_Dataset items_
* * * * *

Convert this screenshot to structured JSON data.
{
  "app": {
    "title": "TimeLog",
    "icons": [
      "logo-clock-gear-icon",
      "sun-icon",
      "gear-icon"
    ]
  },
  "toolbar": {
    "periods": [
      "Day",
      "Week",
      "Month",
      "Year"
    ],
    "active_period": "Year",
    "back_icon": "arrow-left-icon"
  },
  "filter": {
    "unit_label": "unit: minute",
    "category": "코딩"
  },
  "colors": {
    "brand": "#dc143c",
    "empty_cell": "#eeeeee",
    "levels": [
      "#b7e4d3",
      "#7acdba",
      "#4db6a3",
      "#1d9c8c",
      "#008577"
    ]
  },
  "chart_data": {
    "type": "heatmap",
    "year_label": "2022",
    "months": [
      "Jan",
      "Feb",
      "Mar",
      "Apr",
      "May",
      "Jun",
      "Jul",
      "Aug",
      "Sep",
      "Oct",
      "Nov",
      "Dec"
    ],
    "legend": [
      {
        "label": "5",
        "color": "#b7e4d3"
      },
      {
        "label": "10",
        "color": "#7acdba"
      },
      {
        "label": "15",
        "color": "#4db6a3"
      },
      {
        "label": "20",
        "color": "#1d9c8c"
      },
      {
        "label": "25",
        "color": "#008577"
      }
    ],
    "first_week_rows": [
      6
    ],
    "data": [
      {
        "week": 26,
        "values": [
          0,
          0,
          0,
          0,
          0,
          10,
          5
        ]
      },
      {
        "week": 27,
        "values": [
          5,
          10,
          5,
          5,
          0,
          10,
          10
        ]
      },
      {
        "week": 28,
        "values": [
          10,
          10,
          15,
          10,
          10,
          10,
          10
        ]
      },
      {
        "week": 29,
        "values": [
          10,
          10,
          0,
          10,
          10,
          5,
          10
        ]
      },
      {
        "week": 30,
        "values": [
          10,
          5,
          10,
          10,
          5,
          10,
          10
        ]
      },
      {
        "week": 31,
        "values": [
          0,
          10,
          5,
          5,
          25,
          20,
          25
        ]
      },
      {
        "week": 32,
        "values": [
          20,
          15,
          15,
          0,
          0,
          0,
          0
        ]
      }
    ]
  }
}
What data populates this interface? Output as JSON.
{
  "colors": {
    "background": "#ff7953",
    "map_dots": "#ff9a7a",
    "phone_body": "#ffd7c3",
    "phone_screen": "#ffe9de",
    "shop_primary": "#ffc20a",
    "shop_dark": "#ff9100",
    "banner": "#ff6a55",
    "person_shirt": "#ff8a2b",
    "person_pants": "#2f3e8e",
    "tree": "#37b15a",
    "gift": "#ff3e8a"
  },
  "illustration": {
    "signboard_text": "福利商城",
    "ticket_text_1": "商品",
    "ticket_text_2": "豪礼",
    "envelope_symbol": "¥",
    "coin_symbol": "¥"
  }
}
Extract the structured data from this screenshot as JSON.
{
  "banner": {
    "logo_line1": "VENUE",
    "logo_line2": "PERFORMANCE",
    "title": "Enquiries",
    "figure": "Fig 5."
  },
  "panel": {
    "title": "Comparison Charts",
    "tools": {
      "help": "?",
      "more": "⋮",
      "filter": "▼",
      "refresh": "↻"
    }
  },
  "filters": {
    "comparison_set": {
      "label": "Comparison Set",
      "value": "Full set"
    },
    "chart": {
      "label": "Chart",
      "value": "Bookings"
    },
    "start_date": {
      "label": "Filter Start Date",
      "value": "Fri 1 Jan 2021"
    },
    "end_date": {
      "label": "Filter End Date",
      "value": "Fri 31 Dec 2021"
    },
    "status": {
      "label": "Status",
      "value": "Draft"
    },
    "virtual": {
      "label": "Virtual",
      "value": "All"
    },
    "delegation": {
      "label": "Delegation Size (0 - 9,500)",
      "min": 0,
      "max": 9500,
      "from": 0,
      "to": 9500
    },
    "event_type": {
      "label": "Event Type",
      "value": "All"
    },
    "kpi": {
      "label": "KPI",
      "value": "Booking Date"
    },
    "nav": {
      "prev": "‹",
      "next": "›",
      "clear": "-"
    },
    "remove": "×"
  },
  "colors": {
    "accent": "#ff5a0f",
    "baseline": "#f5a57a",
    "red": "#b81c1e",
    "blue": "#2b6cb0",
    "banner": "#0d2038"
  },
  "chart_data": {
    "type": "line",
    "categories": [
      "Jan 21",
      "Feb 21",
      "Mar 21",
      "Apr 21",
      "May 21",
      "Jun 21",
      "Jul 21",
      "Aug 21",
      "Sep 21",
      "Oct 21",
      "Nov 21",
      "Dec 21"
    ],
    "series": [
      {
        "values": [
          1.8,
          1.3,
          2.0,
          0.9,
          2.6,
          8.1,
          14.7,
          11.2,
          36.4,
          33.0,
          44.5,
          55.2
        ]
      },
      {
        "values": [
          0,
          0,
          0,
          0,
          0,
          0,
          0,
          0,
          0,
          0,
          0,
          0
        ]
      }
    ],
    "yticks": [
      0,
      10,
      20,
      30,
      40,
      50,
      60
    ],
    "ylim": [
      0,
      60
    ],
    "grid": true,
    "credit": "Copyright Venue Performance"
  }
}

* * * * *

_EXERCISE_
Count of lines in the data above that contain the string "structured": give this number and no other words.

_RESPONSE_
2